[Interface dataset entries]
☆ ☆ ☆ ☆ ☆
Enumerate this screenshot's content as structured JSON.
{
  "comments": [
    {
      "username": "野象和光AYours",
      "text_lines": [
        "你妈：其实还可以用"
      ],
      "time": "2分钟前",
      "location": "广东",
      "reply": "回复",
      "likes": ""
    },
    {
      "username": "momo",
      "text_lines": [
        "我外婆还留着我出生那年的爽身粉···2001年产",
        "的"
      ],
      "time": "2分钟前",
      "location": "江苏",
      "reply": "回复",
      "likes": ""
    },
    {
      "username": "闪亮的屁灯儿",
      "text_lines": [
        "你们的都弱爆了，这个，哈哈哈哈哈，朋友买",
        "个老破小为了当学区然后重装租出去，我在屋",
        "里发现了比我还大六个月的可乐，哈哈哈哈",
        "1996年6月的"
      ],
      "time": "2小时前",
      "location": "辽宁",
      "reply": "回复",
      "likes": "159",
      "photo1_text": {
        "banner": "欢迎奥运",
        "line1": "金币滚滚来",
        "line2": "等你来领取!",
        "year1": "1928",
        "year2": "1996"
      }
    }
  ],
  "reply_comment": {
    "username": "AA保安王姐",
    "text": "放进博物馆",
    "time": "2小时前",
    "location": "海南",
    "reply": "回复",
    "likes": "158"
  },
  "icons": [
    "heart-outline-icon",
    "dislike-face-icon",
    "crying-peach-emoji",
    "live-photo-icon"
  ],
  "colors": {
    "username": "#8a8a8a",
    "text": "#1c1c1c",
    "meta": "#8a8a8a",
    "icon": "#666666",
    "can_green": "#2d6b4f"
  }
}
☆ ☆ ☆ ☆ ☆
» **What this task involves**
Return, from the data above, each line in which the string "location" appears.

» **Exercise response**
      "location": "广东",
      "location": "江苏",
      "location": "辽宁",
    "location": "海南",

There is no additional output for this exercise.